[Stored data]
········
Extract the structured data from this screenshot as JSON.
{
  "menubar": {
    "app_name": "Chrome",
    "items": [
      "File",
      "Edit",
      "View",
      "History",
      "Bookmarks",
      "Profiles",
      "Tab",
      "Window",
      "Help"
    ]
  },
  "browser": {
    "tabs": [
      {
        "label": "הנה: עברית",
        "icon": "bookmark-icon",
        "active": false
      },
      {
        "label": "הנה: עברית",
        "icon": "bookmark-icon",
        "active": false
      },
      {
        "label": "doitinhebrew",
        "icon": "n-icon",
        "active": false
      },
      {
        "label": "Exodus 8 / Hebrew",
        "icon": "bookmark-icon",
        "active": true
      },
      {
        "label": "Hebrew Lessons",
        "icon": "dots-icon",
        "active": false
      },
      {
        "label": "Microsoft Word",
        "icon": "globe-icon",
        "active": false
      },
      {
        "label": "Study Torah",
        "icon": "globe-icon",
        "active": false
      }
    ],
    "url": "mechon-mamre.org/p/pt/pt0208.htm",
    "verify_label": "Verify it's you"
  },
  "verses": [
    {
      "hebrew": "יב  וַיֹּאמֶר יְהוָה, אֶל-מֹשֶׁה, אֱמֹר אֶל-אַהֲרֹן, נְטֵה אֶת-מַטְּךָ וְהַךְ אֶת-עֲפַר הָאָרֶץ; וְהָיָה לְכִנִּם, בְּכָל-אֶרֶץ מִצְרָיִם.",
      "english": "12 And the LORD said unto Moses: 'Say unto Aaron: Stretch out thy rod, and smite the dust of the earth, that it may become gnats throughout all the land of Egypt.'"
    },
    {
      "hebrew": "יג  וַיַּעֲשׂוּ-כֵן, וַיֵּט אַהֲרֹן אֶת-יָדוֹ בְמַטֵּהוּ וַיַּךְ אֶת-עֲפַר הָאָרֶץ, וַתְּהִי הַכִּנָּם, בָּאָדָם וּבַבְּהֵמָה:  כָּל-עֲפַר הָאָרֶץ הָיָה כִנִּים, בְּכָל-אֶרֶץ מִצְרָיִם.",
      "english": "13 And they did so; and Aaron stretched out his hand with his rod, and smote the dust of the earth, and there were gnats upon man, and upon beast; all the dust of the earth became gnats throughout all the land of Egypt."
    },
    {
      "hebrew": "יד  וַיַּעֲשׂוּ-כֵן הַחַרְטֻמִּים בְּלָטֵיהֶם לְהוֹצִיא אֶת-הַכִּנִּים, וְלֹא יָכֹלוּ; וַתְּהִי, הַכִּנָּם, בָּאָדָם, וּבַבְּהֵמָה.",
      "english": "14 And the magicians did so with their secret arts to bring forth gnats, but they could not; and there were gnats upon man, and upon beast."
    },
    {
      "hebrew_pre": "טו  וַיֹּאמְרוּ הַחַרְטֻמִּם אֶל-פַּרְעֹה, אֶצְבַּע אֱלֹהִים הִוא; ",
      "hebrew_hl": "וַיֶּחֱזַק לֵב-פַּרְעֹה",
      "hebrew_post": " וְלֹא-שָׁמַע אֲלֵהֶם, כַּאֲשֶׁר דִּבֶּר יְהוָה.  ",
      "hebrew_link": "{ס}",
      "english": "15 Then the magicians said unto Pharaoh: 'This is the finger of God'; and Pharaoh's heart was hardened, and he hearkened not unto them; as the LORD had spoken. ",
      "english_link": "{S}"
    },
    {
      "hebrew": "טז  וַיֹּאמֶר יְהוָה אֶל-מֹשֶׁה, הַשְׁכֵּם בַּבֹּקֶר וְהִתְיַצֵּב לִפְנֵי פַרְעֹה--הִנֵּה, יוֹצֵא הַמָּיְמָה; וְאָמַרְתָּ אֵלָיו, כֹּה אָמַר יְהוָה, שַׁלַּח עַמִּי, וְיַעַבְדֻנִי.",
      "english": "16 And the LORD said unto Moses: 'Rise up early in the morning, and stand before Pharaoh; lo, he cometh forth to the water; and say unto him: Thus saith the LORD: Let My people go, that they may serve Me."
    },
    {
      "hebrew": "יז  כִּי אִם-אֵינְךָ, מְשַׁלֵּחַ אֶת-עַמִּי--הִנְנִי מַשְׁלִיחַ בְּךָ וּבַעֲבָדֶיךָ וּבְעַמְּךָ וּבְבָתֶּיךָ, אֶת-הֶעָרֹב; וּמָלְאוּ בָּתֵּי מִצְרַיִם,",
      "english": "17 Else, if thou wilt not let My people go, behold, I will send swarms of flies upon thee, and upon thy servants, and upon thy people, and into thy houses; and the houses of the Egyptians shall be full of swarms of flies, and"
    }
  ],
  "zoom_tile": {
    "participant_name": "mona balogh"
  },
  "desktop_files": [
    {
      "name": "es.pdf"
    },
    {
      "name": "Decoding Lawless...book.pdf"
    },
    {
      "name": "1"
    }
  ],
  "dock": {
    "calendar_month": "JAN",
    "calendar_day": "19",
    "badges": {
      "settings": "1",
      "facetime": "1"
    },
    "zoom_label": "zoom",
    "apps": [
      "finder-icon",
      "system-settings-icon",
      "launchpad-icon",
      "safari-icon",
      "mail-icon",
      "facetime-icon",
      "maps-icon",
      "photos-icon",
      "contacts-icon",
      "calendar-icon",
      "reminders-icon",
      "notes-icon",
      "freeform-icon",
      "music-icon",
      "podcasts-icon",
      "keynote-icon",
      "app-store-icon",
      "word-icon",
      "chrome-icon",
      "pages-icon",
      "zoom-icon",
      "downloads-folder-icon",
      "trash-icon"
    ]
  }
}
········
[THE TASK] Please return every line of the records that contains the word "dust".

[REPLY]
      "english": "12 And the LORD said unto Moses: 'Say unto Aaron: Stretch out thy rod, and smite the dust of the earth, that it may become gnats throughout all the land of Egypt.'"
      "english": "13 And they did so; and Aaron stretched out his hand with his rod, and smote the dust of the earth, and there were gnats upon man, and upon beast; all the dust of the earth became gnats throughout all the land of Egypt."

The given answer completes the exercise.